(DATA FOR PROCESSING)

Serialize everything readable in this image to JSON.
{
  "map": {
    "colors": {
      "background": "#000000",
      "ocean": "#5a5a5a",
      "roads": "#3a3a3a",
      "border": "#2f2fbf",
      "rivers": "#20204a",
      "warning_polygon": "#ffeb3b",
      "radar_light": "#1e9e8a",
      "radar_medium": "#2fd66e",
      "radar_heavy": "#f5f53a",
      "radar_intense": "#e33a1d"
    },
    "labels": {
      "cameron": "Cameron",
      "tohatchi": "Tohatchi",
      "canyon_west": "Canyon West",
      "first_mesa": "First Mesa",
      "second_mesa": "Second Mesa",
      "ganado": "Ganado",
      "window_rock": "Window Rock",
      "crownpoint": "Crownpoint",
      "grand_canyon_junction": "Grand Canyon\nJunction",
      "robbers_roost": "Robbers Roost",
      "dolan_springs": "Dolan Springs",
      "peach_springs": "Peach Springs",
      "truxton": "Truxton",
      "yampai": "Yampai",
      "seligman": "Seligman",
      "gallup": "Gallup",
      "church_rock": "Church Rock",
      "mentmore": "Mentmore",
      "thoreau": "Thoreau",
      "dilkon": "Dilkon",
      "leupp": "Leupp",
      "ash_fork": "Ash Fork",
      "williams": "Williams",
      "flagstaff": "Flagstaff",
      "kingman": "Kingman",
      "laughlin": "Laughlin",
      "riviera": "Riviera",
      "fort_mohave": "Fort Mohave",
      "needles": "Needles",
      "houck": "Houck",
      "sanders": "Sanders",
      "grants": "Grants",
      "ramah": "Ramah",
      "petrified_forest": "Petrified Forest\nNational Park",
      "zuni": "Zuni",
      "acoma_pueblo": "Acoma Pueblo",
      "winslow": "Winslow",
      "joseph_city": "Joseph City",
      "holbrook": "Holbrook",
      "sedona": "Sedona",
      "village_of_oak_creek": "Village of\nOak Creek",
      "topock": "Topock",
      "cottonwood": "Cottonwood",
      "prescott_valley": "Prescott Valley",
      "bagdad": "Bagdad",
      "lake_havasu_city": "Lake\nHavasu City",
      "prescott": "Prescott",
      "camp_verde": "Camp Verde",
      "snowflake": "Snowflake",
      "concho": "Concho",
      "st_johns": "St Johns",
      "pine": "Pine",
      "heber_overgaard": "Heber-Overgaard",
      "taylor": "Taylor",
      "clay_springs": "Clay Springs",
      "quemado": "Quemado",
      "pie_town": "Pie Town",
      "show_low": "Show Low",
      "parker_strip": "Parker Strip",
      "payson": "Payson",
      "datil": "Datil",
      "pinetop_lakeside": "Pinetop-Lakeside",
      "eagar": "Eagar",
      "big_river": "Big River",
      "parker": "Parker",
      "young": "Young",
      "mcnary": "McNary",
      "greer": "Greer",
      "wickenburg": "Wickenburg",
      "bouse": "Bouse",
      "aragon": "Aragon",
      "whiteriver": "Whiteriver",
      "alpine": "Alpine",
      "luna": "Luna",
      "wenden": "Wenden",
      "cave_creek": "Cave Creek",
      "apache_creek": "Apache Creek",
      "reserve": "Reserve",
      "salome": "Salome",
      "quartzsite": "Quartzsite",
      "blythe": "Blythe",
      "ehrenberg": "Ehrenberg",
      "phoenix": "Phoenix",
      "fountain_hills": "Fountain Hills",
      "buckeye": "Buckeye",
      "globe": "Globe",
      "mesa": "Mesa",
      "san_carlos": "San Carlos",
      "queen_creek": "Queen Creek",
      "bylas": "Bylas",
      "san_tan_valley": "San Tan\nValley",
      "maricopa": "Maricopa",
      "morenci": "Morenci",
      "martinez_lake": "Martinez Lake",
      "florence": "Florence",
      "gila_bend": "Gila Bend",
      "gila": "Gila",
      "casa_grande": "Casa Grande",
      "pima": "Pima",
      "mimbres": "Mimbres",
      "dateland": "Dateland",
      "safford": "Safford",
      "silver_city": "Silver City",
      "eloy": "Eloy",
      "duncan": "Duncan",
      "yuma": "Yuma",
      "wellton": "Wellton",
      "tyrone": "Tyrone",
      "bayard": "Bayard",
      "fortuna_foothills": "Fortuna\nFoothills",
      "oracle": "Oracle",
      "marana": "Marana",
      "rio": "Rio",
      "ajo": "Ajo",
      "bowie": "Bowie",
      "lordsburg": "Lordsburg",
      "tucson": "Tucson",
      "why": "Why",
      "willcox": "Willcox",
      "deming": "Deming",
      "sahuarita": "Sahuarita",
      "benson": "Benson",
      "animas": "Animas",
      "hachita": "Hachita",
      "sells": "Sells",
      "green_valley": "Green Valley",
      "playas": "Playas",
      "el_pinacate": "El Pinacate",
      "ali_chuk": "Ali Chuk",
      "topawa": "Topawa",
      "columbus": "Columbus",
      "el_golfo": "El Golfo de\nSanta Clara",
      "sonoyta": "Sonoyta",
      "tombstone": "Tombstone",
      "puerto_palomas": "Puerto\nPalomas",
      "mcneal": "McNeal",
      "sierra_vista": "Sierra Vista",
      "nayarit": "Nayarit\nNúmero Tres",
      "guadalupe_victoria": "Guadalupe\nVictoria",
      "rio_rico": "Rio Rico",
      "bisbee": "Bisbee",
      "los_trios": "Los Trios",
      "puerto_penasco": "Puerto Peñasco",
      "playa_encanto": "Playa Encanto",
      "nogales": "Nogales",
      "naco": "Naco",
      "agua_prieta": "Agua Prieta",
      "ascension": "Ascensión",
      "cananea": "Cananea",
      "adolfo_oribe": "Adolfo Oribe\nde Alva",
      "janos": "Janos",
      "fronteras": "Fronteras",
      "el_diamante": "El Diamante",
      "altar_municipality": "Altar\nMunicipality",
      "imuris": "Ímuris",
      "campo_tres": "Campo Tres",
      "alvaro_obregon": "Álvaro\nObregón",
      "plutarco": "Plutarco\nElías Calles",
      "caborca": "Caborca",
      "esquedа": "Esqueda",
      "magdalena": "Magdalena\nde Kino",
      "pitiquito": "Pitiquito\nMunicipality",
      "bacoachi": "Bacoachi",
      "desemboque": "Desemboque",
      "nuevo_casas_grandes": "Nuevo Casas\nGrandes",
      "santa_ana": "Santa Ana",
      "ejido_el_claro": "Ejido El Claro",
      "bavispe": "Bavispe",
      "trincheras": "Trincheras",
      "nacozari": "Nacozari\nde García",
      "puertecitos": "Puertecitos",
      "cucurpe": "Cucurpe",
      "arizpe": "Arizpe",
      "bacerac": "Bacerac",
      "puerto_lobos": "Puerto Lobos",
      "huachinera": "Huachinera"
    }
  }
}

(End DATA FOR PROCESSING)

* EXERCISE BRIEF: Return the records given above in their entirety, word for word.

* PROBLEM SOLUTION:
Serialize everything readable in this image to JSON.
{
  "map": {
    "colors": {
      "background": "#000000",
      "ocean": "#5a5a5a",
      "roads": "#3a3a3a",
      "border": "#2f2fbf",
      "rivers": "#20204a",
      "warning_polygon": "#ffeb3b",
      "radar_light": "#1e9e8a",
      "radar_medium": "#2fd66e",
      "radar_heavy": "#f5f53a",
      "radar_intense": "#e33a1d"
    },
    "labels": {
      "cameron": "Cameron",
      "tohatchi": "Tohatchi",
      "canyon_west": "Canyon West",
      "first_mesa": "First Mesa",
      "second_mesa": "Second Mesa",
      "ganado": "Ganado",
      "window_rock": "Window Rock",
      "crownpoint": "Crownpoint",
      "grand_canyon_junction": "Grand Canyon\nJunction",
      "robbers_roost": "Robbers Roost",
      "dolan_springs": "Dolan Springs",
      "peach_springs": "Peach Springs",
      "truxton": "Truxton",
      "yampai": "Yampai",
      "seligman": "Seligman",
      "gallup": "Gallup",
      "church_rock": "Church Rock",
      "mentmore": "Mentmore",
      "thoreau": "Thoreau",
      "dilkon": "Dilkon",
      "leupp": "Leupp",
      "ash_fork": "Ash Fork",
      "williams": "Williams",
      "flagstaff": "Flagstaff",
      "kingman": "Kingman",
      "laughlin": "Laughlin",
      "riviera": "Riviera",
      "fort_mohave": "Fort Mohave",
      "needles": "Needles",
      "houck": "Houck",
      "sanders": "Sanders",
      "grants": "Grants",
      "ramah": "Ramah",
      "petrified_forest": "Petrified Forest\nNational Park",
      "zuni": "Zuni",
      "acoma_pueblo": "Acoma Pueblo",
      "winslow": "Winslow",
      "joseph_city": "Joseph City",
      "holbrook": "Holbrook",
      "sedona": "Sedona",
      "village_of_oak_creek": "Village of\nOak Creek",
      "topock": "Topock",
      "cottonwood": "Cottonwood",
      "prescott_valley": "Prescott Valley",
      "bagdad": "Bagdad",
      "lake_havasu_city": "Lake\nHavasu City",
      "prescott": "Prescott",
      "camp_verde": "Camp Verde",
      "snowflake": "Snowflake",
      "concho": "Concho",
      "st_johns": "St Johns",
      "pine": "Pine",
      "heber_overgaard": "Heber-Overgaard",
      "taylor": "Taylor",
      "clay_springs": "Clay Springs",
      "quemado": "Quemado",
      "pie_town": "Pie Town",
      "show_low": "Show Low",
      "parker_strip": "Parker Strip",
      "payson": "Payson",
      "datil": "Datil",
      "pinetop_lakeside": "Pinetop-Lakeside",
      "eagar": "Eagar",
      "big_river": "Big River",
      "parker": "Parker",
      "young": "Young",
      "mcnary": "McNary",
      "greer": "Greer",
      "wickenburg": "Wickenburg",
      "bouse": "Bouse",
      "aragon": "Aragon",
      "whiteriver": "Whiteriver",
      "alpine": "Alpine",
      "luna": "Luna",
      "wenden": "Wenden",
      "cave_creek": "Cave Creek",
      "apache_creek": "Apache Creek",
      "reserve": "Reserve",
      "salome": "Salome",
      "quartzsite": "Quartzsite",
      "blythe": "Blythe",
      "ehrenberg": "Ehrenberg",
      "phoenix": "Phoenix",
      "fountain_hills": "Fountain Hills",
      "buckeye": "Buckeye",
      "globe": "Globe",
      "mesa": "Mesa",
      "san_carlos": "San Carlos",
      "queen_creek": "Queen Creek",
      "bylas": "Bylas",
      "san_tan_valley": "San Tan\nValley",
      "maricopa": "Maricopa",
      "morenci": "Morenci",
      "martinez_lake": "Martinez Lake",
      "florence": "Florence",
      "gila_bend": "Gila Bend",
      "gila": "Gila",
      "casa_grande": "Casa Grande",
      "pima": "Pima",
      "mimbres": "Mimbres",
      "dateland": "Dateland",
      "safford": "Safford",
      "silver_city": "Silver City",
      "eloy": "Eloy",
      "duncan": "Duncan",
      "yuma": "Yuma",
      "wellton": "Wellton",
      "tyrone": "Tyrone",
      "bayard": "Bayard",
      "fortuna_foothills": "Fortuna\nFoothills",
      "oracle": "Oracle",
      "marana": "Marana",
      "rio": "Rio",
      "ajo": "Ajo",
      "bowie": "Bowie",
      "lordsburg": "Lordsburg",
      "tucson": "Tucson",
      "why": "Why",
      "willcox": "Willcox",
      "deming": "Deming",
      "sahuarita": "Sahuarita",
      "benson": "Benson",
      "animas": "Animas",
      "hachita": "Hachita",
      "sells": "Sells",
      "green_valley": "Green Valley",
      "playas": "Playas",
      "el_pinacate": "El Pinacate",
      "ali_chuk": "Ali Chuk",
      "topawa": "Topawa",
      "columbus": "Columbus",
      "el_golfo": "El Golfo de\nSanta Clara",
      "sonoyta": "Sonoyta",
      "tombstone": "Tombstone",
      "puerto_palomas": "Puerto\nPalomas",
      "mcneal": "McNeal",
      "sierra_vista": "Sierra Vista",
      "nayarit": "Nayarit\nNúmero Tres",
      "guadalupe_victoria": "Guadalupe\nVictoria",
      "rio_rico": "Rio Rico",
      "bisbee": "Bisbee",
      "los_trios": "Los Trios",
      "puerto_penasco": "Puerto Peñasco",
      "playa_encanto": "Playa Encanto",
      "nogales": "Nogales",
      "naco": "Naco",
      "agua_prieta": "Agua Prieta",
      "ascension": "Ascensión",
      "cananea": "Cananea",
      "adolfo_oribe": "Adolfo Oribe\nde Alva",
      "janos": "Janos",
      "fronteras": "Fronteras",
      "el_diamante": "El Diamante",
      "altar_municipality": "Altar\nMunicipality",
      "imuris": "Ímuris",
      "campo_tres": "Campo Tres",
      "alvaro_obregon": "Álvaro\nObregón",
      "plutarco": "Plutarco\nElías Calles",
      "caborca": "Caborca",
      "esquedа": "Esqueda",
      "magdalena": "Magdalena\nde Kino",
      "pitiquito": "Pitiquito\nMunicipality",
      "bacoachi": "Bacoachi",
      "desemboque": "Desemboque",
      "nuevo_casas_grandes": "Nuevo Casas\nGrandes",
      "santa_ana": "Santa Ana",
      "ejido_el_claro": "Ejido El Claro",
      "bavispe": "Bavispe",
      "trincheras": "Trincheras",
      "nacozari": "Nacozari\nde García",
      "puertecitos": "Puertecitos",
      "cucurpe": "Cucurpe",
      "arizpe": "Arizpe",
      "bacerac": "Bacerac",
      "puerto_lobos": "Puerto Lobos",
      "huachinera": "Huachinera"
    }
  }
}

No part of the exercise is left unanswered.